━━━━━ ENTRIES PROVIDED ━━━━━

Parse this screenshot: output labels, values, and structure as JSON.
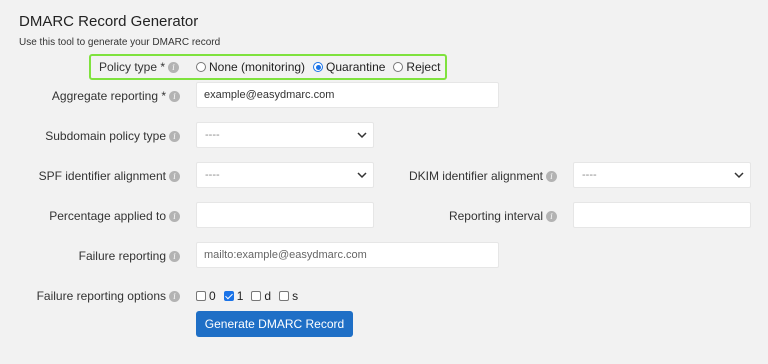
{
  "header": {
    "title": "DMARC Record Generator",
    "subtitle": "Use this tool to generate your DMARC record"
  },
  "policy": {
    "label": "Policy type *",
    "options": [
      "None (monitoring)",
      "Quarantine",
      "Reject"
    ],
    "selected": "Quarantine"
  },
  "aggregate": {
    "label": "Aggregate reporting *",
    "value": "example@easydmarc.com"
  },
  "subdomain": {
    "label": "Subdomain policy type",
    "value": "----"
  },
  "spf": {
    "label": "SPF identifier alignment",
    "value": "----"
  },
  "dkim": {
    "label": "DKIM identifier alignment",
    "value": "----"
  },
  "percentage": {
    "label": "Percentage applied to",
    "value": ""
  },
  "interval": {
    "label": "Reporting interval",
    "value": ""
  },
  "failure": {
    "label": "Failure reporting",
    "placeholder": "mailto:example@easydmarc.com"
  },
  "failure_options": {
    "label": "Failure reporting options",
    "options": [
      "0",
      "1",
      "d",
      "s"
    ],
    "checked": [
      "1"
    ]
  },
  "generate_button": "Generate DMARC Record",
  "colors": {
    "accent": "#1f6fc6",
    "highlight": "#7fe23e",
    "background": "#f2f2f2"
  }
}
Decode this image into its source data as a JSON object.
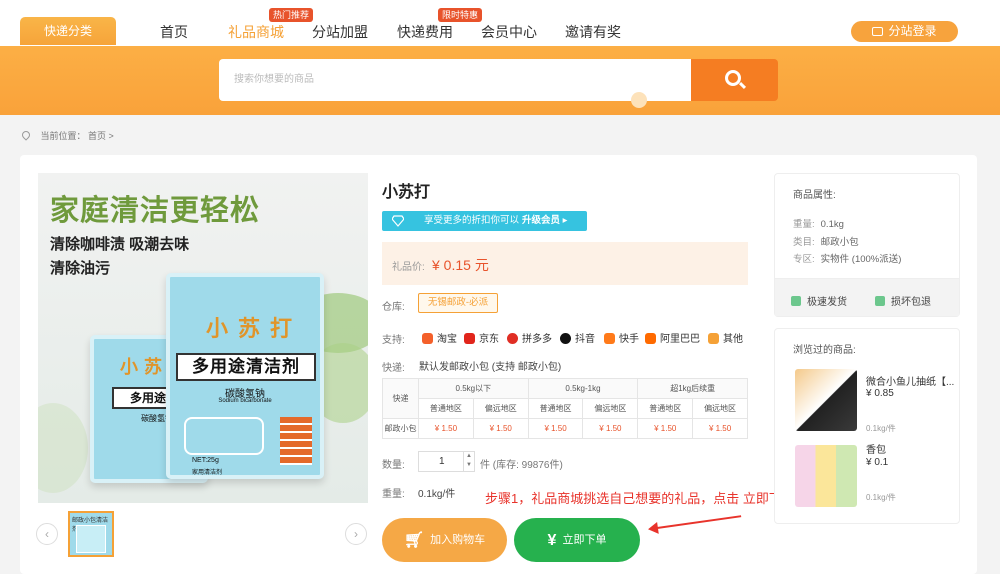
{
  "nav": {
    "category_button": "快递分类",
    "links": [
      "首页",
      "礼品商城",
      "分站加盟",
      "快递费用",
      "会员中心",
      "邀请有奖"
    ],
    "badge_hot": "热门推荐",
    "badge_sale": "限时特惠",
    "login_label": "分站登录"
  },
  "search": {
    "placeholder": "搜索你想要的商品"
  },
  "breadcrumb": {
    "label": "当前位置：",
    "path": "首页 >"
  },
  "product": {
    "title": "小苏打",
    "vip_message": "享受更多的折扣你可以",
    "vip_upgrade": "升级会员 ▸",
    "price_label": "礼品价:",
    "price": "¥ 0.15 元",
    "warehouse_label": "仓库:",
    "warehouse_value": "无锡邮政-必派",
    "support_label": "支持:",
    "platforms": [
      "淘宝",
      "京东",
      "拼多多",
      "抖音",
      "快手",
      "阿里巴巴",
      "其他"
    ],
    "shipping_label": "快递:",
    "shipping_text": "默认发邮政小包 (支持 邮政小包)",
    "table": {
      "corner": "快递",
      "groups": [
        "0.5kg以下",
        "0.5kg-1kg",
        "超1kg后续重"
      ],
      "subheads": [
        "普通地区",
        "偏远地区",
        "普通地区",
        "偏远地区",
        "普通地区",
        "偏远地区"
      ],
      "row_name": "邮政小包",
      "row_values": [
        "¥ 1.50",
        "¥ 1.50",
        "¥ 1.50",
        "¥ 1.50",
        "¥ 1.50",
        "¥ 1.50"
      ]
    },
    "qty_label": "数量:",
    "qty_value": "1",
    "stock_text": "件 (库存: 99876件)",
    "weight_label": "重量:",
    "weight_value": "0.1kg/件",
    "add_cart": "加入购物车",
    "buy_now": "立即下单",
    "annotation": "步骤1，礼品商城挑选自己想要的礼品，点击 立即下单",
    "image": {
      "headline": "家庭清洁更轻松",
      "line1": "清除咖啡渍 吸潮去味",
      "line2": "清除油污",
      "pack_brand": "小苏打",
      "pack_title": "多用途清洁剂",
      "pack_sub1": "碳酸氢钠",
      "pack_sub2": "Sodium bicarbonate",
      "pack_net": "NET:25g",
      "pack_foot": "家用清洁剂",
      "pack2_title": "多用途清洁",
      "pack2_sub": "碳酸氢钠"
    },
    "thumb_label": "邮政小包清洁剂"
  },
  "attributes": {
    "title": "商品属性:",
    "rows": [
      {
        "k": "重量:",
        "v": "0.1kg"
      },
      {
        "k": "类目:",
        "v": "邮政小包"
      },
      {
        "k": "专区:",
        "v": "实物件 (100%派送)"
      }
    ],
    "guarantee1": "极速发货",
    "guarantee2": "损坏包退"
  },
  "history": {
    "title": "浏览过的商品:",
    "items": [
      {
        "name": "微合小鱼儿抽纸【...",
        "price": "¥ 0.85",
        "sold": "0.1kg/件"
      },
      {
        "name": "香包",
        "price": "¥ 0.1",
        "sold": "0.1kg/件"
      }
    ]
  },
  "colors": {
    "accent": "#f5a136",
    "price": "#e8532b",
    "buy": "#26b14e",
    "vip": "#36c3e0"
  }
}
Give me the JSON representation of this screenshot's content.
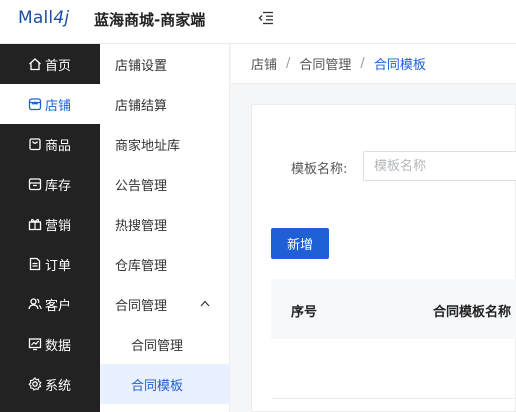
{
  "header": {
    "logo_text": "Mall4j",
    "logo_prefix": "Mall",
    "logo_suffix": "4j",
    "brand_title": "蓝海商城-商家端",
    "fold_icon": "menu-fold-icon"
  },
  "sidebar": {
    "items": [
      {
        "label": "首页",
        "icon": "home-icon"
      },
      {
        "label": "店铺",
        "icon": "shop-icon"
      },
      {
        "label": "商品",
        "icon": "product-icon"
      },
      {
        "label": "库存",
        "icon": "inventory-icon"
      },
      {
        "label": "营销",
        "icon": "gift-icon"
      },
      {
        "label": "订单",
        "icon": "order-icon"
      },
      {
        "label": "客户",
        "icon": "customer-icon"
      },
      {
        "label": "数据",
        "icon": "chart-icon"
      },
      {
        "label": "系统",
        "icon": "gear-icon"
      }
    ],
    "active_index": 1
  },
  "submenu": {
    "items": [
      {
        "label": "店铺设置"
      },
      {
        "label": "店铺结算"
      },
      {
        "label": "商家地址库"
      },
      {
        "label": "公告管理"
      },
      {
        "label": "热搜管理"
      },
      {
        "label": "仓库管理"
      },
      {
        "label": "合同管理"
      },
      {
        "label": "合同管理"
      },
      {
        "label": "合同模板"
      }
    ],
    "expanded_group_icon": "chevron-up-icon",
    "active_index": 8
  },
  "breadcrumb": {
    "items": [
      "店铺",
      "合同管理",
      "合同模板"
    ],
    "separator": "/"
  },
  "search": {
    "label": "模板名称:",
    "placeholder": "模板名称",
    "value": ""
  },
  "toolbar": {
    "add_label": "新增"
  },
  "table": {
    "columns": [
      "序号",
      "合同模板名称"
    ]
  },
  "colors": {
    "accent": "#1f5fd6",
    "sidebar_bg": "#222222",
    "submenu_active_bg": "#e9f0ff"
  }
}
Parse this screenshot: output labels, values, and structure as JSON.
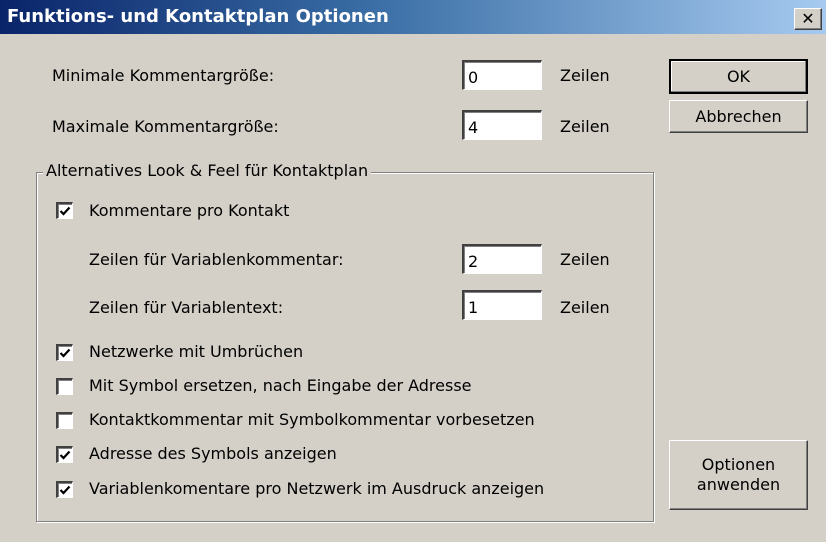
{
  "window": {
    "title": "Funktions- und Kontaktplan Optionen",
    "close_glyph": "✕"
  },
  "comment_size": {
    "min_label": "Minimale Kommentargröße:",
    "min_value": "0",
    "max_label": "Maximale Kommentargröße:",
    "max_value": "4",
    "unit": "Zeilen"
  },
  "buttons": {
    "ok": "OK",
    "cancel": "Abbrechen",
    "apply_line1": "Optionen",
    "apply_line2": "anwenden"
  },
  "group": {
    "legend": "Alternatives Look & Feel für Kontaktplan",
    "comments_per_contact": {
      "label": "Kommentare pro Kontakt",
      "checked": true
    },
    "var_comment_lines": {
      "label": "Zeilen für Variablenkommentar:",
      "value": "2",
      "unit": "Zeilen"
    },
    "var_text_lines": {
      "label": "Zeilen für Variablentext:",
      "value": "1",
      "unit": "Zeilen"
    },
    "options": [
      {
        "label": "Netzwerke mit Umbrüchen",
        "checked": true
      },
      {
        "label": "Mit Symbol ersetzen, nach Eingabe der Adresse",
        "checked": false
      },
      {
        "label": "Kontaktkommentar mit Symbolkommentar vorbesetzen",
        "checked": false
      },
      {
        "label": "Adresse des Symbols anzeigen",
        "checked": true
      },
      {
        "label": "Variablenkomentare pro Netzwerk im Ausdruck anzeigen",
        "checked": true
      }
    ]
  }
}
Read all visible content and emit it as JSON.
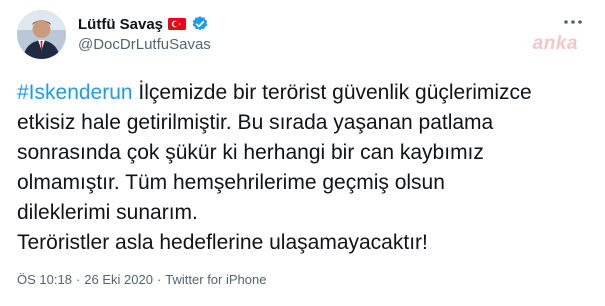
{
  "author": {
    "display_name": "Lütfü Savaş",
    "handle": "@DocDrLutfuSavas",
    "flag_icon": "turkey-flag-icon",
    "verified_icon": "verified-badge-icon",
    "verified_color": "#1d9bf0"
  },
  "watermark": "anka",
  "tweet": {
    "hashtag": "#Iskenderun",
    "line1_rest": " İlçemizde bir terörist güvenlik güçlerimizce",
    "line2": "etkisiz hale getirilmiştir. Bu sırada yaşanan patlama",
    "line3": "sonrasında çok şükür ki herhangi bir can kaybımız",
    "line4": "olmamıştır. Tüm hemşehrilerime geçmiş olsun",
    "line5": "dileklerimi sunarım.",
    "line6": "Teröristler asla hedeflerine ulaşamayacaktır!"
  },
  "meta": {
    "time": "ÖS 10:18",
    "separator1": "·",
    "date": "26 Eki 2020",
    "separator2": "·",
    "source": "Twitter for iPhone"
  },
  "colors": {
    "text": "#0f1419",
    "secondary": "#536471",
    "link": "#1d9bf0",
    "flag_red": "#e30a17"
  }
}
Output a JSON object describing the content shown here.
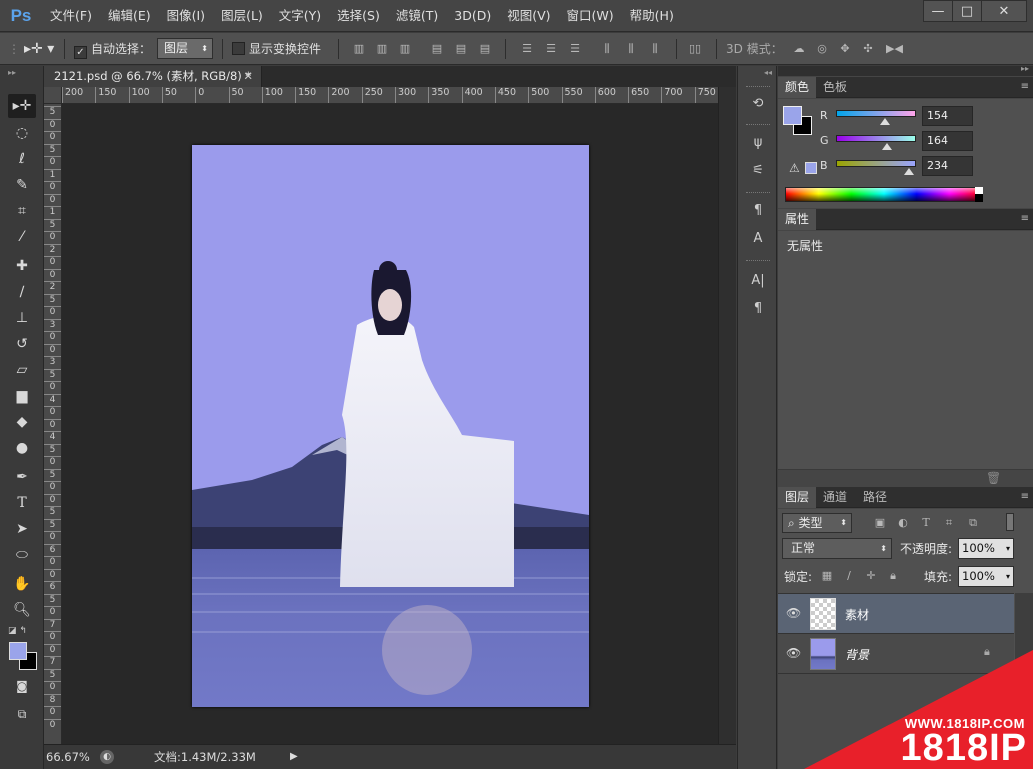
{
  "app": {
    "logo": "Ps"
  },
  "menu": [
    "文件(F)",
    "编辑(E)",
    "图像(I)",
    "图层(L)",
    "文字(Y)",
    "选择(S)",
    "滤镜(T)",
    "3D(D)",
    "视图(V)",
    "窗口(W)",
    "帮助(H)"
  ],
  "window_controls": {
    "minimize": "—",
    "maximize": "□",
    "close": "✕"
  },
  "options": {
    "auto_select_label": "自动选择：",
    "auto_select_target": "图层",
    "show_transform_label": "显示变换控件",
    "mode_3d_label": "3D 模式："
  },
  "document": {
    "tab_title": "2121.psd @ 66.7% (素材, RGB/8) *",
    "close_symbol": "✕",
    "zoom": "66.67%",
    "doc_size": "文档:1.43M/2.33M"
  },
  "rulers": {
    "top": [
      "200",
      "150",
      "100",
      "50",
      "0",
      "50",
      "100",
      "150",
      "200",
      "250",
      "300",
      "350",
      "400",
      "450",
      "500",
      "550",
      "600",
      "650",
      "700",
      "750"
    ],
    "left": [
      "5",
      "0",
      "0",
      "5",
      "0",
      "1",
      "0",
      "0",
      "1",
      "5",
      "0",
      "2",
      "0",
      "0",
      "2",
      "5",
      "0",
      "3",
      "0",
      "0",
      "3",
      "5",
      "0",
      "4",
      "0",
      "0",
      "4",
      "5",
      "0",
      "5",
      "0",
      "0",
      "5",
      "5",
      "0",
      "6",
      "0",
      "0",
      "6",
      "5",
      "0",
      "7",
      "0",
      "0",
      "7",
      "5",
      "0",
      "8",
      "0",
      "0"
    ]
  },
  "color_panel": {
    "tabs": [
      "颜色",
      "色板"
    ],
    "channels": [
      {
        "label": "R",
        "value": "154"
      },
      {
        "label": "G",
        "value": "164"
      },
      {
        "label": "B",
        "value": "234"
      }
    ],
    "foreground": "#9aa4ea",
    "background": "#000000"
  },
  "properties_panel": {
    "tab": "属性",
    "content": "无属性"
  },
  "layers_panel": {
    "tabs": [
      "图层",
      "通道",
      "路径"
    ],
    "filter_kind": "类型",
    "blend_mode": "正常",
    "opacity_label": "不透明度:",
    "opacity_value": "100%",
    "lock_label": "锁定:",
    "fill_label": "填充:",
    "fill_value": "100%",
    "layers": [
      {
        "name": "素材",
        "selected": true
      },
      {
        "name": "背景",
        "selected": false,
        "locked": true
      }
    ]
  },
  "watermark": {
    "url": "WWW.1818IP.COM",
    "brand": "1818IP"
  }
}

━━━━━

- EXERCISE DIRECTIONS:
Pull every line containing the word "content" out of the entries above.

- ANSWER SPACE:
Give me the JSON representation of this screenshot's content.
Read all visible content and emit it as JSON.
Output a JSON object describing the content shown here.
    "content": "无属性"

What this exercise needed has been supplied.